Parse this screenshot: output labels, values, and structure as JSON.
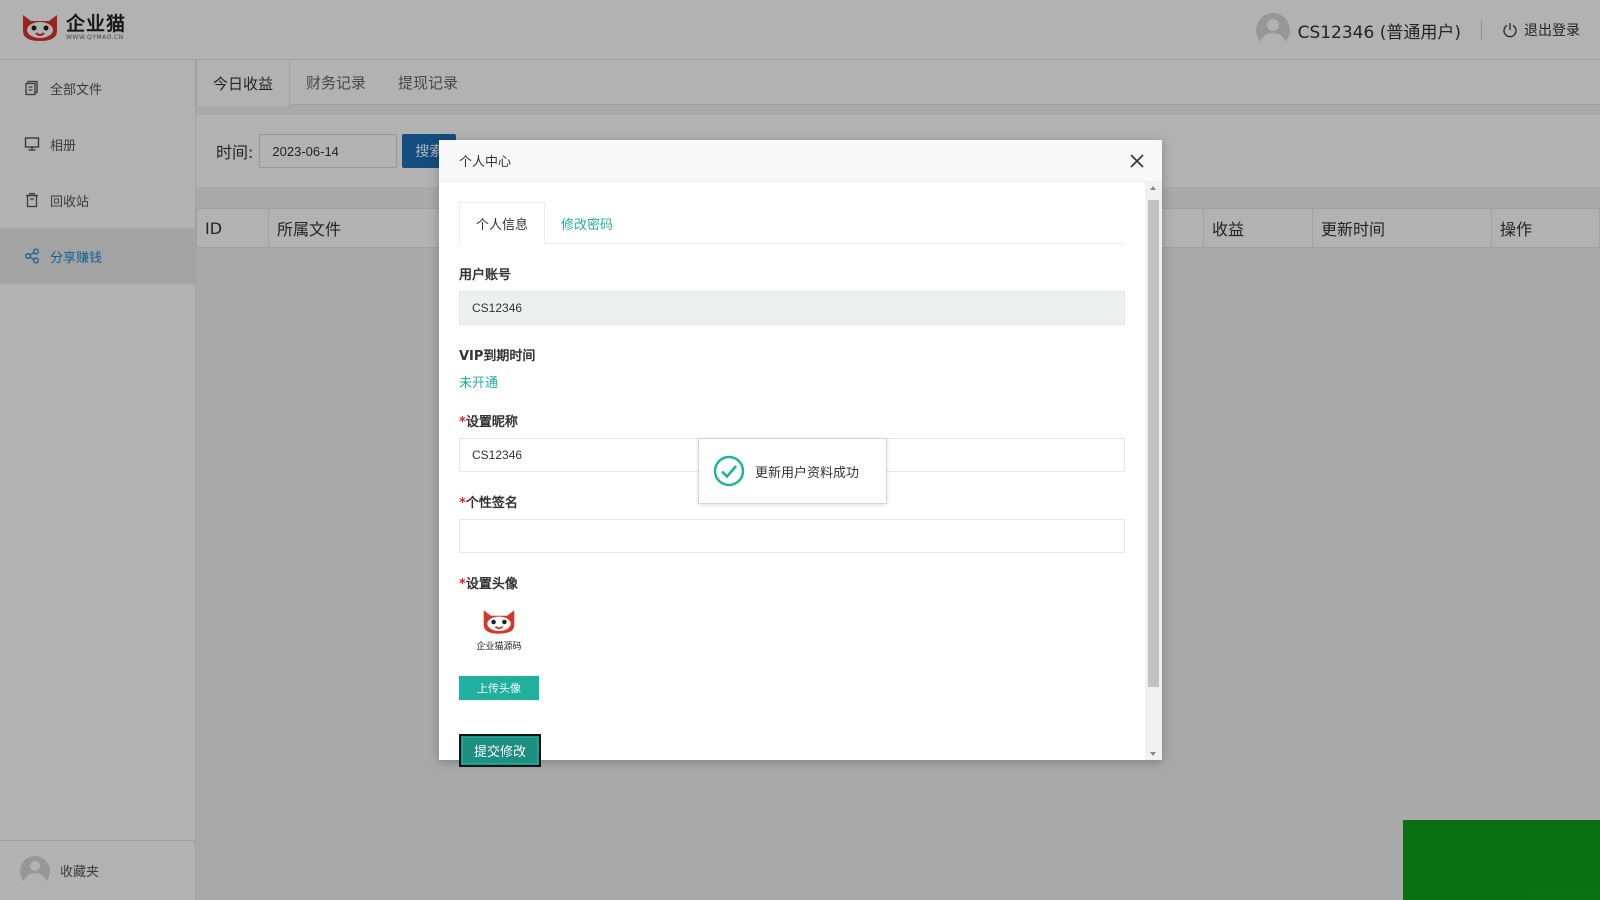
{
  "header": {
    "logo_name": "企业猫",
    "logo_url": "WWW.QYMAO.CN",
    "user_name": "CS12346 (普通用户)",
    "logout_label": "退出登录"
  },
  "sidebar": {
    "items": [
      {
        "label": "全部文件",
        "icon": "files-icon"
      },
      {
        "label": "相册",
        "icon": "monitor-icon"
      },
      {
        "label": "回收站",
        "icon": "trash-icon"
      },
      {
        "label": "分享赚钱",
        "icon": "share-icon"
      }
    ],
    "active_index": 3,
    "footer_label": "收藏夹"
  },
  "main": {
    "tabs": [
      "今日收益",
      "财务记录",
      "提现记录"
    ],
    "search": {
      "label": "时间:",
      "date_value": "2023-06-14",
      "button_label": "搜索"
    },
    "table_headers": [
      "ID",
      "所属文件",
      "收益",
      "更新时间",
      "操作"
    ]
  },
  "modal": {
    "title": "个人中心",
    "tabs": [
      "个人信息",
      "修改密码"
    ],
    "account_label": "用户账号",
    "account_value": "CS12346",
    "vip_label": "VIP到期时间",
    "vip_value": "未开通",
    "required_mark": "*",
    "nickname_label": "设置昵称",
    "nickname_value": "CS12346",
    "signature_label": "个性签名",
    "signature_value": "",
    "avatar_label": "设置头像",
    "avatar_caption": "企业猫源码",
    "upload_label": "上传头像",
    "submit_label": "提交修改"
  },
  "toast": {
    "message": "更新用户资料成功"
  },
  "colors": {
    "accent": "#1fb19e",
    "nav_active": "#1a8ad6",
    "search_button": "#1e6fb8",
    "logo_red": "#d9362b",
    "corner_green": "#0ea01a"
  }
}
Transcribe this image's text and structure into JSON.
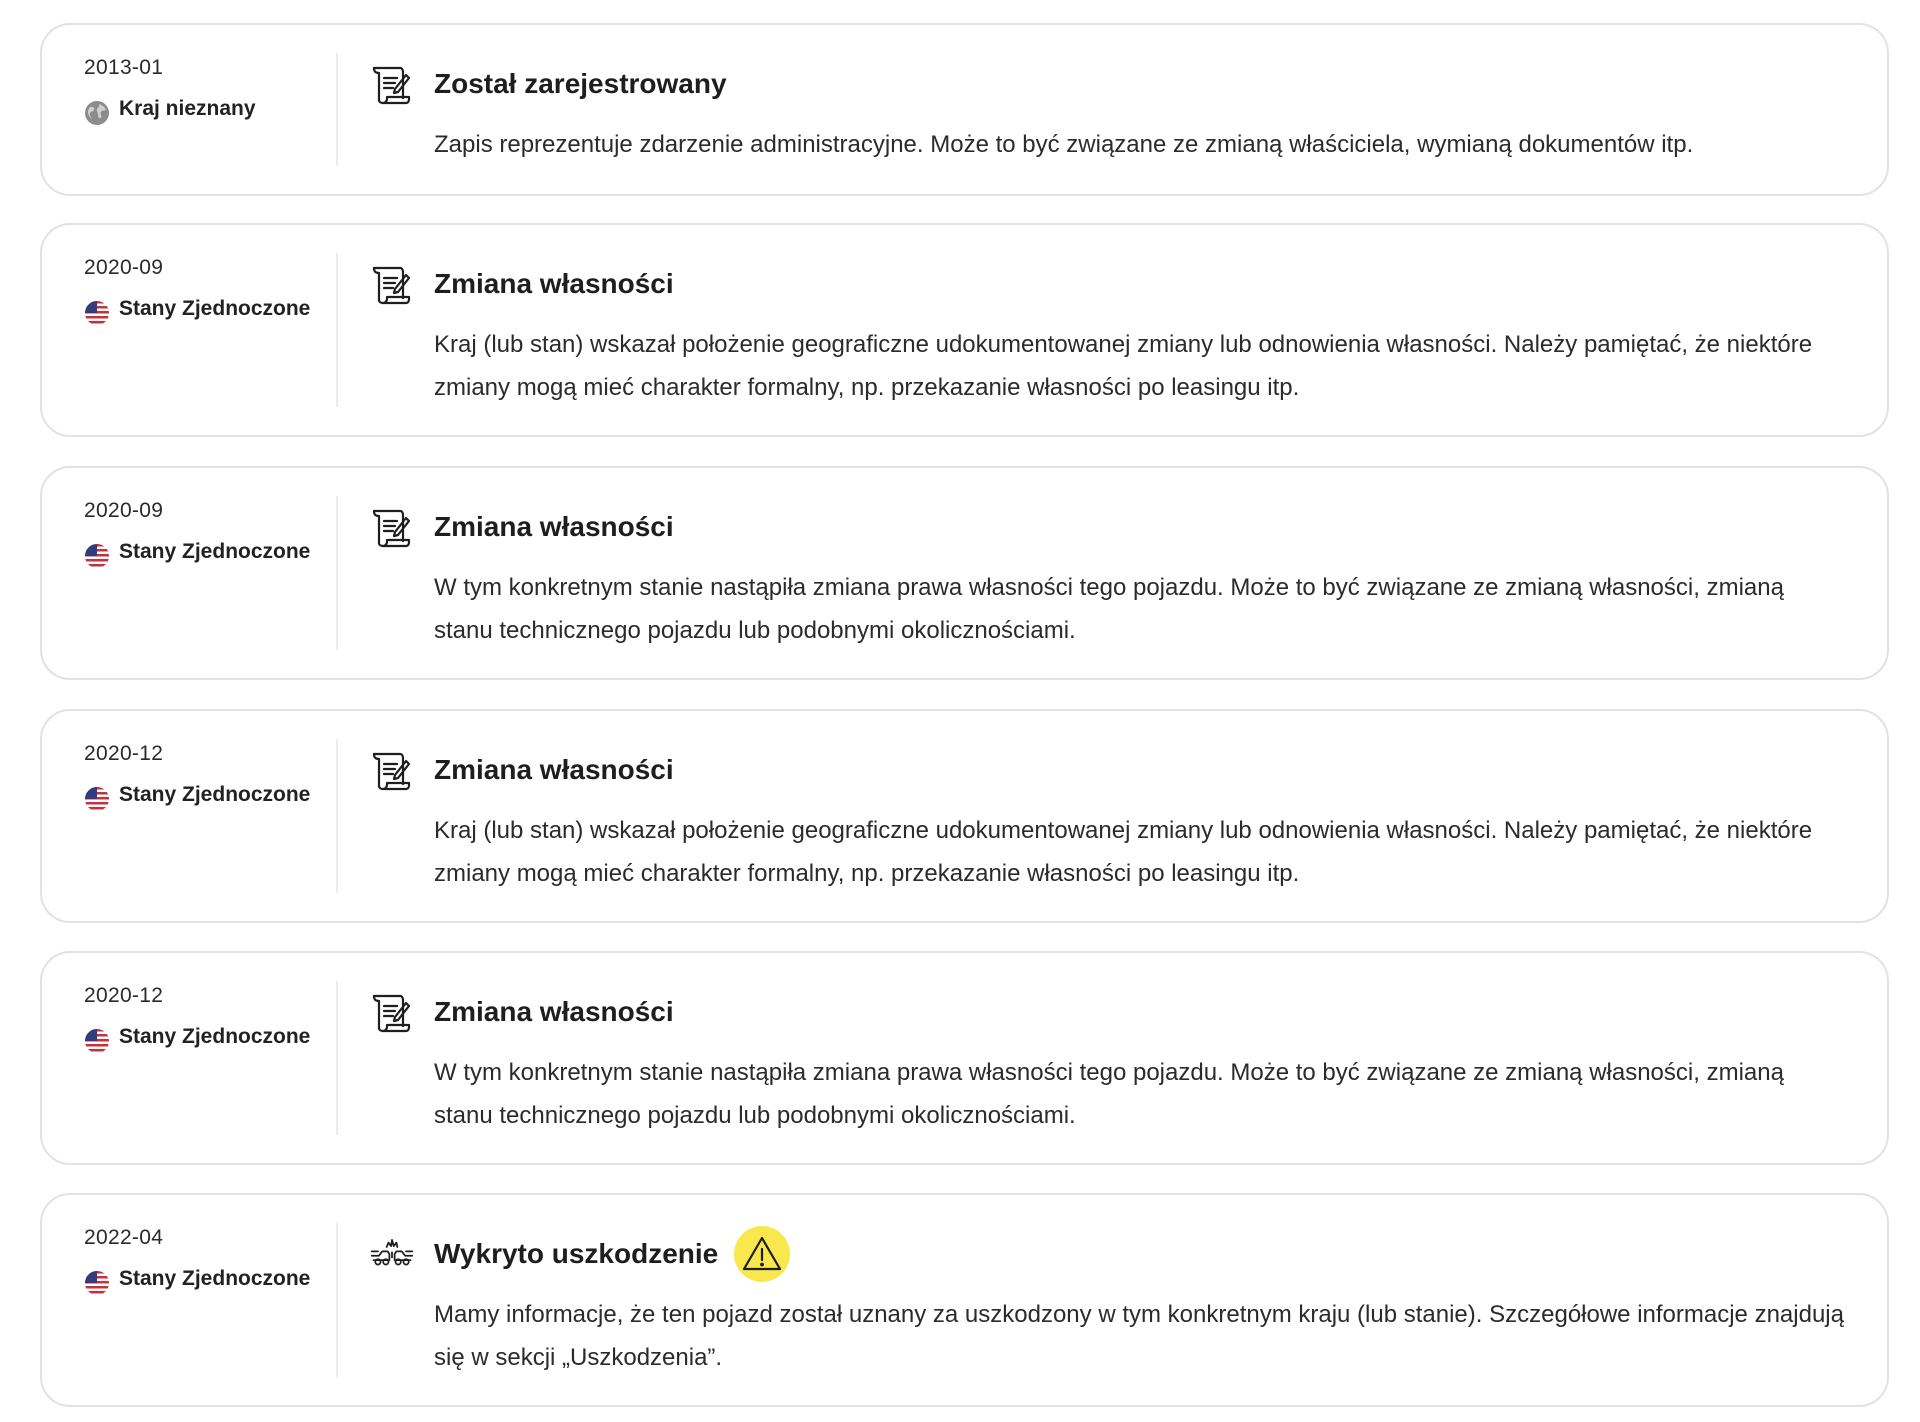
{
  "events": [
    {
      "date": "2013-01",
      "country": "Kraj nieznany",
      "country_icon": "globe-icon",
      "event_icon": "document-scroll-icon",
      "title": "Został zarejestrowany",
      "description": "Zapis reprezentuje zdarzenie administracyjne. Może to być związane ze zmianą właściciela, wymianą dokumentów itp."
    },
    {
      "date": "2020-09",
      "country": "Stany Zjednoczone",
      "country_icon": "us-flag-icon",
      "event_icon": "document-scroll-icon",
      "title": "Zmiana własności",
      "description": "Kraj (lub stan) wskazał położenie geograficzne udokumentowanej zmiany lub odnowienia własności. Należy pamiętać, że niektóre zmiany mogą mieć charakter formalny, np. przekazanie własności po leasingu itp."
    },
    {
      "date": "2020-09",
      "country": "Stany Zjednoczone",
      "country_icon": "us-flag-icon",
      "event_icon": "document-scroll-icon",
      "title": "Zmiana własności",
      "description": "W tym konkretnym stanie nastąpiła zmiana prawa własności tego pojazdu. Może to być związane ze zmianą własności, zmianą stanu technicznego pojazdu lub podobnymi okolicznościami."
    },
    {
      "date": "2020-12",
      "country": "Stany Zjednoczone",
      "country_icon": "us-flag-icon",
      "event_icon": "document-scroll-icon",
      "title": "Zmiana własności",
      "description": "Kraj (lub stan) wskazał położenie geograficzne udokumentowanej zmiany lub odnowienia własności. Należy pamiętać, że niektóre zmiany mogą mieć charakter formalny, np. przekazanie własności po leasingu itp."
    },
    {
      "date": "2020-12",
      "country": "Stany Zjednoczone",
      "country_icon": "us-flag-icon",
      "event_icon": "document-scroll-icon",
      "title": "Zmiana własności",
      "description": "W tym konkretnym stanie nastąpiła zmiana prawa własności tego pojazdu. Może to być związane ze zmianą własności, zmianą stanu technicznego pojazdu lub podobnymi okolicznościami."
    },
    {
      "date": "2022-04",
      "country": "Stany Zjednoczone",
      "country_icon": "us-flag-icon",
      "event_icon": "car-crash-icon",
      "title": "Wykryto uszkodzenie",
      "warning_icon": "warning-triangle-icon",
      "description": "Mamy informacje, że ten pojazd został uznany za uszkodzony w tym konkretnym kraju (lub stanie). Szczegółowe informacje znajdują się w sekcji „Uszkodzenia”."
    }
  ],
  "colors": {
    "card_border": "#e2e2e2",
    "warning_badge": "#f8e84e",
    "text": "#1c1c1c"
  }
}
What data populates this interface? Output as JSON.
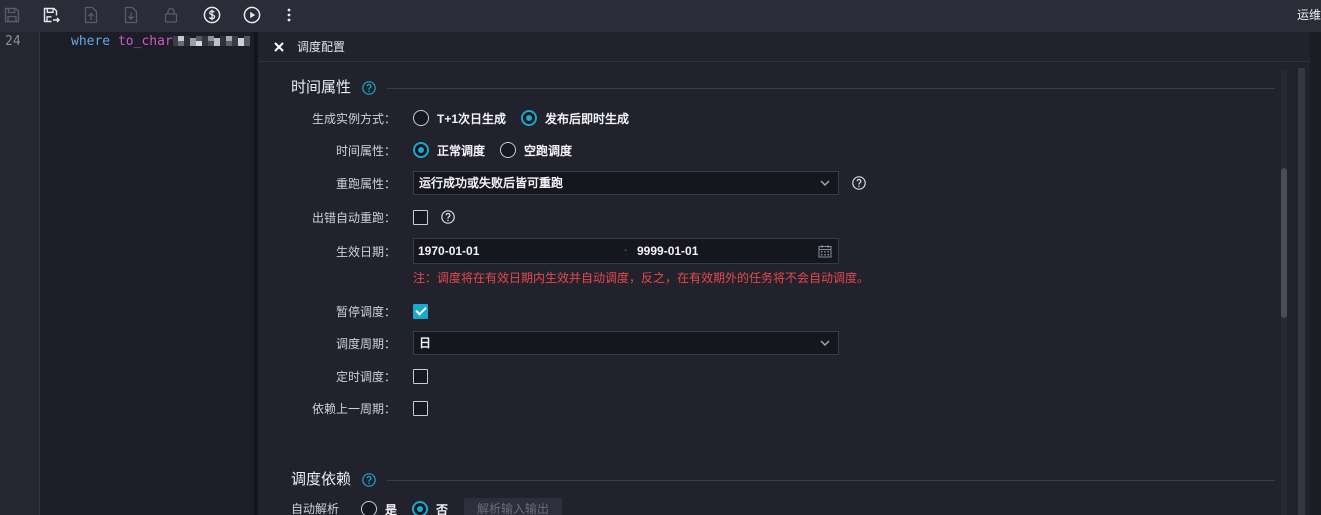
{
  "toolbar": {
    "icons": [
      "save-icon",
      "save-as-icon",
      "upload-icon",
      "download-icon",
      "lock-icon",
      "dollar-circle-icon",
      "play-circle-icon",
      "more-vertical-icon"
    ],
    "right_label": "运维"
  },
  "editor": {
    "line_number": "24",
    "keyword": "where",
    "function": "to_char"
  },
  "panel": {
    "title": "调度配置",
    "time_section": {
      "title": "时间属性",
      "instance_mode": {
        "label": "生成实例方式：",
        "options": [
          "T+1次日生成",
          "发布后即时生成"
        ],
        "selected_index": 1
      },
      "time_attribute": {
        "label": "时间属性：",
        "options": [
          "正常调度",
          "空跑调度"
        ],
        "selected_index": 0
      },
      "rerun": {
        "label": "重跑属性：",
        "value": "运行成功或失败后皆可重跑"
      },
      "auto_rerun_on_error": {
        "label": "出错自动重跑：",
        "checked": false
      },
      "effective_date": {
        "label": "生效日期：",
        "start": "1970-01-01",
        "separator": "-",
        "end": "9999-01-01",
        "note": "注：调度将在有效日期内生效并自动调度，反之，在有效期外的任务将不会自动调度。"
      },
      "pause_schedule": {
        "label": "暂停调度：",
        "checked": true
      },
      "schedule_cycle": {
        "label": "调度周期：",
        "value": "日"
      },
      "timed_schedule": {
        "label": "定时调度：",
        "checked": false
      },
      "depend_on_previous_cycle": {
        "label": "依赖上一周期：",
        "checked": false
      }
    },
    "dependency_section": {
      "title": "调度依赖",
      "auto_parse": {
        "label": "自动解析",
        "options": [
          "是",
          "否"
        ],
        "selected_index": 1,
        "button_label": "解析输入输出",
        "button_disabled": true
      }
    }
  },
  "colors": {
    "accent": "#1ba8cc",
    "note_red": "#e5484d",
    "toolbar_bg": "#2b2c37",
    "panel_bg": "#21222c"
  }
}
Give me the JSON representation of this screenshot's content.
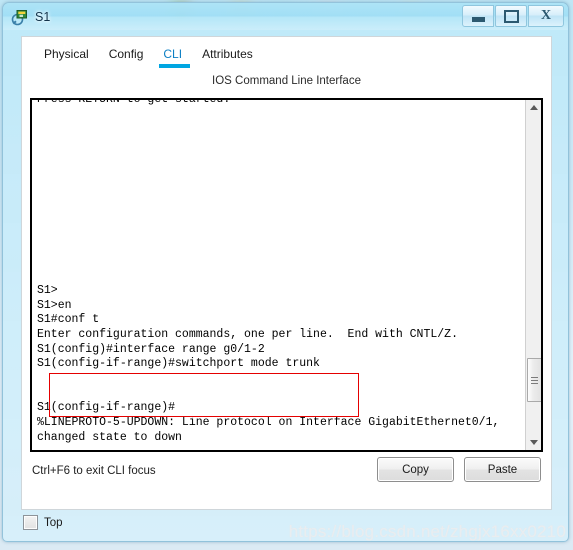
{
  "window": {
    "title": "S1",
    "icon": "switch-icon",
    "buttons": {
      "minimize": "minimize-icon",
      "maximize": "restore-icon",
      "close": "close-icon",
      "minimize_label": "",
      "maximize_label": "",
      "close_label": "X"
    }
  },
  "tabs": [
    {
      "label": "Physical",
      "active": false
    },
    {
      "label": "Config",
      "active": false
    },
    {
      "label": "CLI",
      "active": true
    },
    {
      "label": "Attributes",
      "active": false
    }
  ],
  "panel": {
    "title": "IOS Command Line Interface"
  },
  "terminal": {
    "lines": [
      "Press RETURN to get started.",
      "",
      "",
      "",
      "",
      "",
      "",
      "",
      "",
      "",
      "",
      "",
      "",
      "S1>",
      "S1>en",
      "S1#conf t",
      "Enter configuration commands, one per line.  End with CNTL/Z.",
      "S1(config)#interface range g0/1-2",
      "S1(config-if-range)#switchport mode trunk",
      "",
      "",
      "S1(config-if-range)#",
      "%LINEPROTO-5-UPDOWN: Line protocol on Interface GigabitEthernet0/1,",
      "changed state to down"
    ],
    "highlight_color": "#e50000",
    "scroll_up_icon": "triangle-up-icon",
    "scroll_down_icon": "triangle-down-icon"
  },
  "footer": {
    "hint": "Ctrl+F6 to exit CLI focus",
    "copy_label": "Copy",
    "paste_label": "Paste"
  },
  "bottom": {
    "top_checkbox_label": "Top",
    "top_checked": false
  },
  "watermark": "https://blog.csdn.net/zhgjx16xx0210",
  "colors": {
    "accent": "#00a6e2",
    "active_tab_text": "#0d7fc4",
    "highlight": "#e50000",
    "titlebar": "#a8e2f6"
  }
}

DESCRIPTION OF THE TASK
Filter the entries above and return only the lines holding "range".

SOLUTION FOR THIS EXERCISE
      "S1(config)#interface range g0/1-2",
      "S1(config-if-range)#switchport mode trunk",
      "S1(config-if-range)#",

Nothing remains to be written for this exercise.